* [WORK TASK] Report all lines of the records that contain "icon".

Source data:
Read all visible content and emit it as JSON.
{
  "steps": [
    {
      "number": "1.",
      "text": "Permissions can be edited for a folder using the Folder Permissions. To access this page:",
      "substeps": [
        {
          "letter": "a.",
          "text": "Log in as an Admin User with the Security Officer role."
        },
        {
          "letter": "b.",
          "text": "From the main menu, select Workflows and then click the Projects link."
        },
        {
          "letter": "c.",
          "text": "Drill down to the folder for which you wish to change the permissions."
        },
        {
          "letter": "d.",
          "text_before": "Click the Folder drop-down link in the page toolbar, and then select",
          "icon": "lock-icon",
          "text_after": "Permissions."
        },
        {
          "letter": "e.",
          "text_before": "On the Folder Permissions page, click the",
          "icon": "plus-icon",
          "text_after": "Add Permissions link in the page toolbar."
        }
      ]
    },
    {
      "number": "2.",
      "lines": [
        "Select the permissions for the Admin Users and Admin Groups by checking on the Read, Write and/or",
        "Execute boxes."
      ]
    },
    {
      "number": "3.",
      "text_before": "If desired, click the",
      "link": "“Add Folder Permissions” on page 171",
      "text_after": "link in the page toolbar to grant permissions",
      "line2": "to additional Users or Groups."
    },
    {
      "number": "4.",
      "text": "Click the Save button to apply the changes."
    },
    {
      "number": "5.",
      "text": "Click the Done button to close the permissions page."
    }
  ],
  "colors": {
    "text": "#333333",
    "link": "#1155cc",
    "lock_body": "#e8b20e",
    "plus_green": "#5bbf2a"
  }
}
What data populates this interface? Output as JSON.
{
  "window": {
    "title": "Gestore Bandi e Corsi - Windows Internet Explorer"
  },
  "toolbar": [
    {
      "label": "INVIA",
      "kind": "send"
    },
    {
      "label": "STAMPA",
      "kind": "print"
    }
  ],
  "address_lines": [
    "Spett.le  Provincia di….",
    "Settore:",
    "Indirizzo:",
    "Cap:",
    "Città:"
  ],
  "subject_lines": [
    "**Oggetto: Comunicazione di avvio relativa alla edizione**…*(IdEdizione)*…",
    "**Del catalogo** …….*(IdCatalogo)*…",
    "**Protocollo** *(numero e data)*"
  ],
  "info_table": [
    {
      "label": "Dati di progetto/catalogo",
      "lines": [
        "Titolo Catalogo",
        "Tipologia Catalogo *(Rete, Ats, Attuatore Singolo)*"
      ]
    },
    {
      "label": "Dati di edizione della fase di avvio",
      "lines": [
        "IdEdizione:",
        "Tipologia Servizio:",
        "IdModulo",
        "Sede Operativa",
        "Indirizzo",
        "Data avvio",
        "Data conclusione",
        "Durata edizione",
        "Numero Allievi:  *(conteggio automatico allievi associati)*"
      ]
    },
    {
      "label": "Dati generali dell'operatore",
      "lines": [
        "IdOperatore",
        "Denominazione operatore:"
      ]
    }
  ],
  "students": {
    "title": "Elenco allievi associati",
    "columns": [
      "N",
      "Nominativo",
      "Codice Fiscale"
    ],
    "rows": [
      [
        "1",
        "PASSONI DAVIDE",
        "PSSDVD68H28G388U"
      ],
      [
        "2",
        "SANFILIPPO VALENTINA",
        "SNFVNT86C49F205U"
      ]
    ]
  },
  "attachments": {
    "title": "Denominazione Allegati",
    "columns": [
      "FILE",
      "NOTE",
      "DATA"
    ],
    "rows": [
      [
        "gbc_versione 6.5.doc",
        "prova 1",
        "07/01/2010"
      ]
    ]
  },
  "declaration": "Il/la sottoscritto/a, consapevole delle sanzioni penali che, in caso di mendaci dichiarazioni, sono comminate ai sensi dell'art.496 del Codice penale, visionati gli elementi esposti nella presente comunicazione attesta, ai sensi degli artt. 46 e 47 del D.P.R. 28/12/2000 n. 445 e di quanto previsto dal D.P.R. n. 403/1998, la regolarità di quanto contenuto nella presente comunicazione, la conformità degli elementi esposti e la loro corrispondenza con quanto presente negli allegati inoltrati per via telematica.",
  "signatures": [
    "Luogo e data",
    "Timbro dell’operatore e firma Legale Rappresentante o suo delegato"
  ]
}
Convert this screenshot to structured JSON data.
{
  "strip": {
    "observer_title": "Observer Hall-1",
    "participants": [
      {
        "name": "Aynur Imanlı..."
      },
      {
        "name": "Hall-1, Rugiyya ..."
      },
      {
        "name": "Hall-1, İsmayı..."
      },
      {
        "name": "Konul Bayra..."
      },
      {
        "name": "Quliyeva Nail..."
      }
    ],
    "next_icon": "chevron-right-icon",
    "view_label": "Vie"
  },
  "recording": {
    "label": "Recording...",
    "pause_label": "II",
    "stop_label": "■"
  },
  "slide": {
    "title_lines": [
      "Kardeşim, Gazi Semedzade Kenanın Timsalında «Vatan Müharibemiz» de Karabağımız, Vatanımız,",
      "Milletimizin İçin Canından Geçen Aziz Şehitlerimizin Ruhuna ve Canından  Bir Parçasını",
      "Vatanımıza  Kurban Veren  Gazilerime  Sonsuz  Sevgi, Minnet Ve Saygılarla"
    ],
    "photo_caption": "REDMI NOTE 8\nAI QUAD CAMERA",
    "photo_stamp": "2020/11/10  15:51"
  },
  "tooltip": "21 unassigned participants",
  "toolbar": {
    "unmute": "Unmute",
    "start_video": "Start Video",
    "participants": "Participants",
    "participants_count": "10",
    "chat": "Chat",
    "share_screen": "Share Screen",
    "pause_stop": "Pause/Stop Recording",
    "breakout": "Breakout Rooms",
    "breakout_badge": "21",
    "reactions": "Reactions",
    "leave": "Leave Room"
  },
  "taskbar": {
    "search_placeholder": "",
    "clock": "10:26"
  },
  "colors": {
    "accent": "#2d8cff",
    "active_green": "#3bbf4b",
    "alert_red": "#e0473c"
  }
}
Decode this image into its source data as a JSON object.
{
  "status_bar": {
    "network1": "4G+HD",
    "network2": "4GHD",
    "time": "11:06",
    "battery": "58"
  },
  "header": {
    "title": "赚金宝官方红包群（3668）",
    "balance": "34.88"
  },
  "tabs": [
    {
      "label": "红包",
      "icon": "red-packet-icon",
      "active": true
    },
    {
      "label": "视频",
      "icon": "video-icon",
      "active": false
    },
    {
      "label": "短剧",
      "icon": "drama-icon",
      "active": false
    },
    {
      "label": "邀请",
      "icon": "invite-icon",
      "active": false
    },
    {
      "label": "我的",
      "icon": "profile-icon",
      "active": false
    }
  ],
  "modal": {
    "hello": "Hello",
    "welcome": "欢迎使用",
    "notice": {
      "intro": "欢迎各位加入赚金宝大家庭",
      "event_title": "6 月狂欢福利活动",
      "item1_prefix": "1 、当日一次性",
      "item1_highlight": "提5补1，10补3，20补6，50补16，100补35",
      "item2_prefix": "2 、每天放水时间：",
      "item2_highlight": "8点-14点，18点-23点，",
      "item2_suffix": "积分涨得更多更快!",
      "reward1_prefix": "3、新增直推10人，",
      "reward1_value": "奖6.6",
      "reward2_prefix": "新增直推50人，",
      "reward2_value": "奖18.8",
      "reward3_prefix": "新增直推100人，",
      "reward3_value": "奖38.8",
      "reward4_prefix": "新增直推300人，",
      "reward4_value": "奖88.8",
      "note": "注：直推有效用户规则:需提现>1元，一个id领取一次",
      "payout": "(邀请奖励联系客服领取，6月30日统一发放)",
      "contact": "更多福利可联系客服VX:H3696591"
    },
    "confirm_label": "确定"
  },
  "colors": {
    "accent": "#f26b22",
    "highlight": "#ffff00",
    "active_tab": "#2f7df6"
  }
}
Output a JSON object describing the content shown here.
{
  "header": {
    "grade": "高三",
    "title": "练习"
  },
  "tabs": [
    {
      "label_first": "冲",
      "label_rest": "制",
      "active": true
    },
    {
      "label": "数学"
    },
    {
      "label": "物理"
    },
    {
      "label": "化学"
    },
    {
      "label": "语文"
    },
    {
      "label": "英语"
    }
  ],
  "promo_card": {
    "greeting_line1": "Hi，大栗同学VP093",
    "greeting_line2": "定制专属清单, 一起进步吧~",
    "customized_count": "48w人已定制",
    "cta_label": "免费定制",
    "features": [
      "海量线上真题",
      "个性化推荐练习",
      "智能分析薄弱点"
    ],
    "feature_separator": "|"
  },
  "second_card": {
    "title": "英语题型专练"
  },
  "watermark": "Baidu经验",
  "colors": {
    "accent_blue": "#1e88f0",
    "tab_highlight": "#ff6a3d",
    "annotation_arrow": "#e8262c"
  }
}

* [SOLVED EXERCISE]
          "icon": "lock-icon",
          "icon": "plus-icon",
    "next_icon": "chevron-right-icon",
      "icon": "red-packet-icon",
      "icon": "video-icon",
      "icon": "drama-icon",
      "icon": "invite-icon",
      "icon": "profile-icon",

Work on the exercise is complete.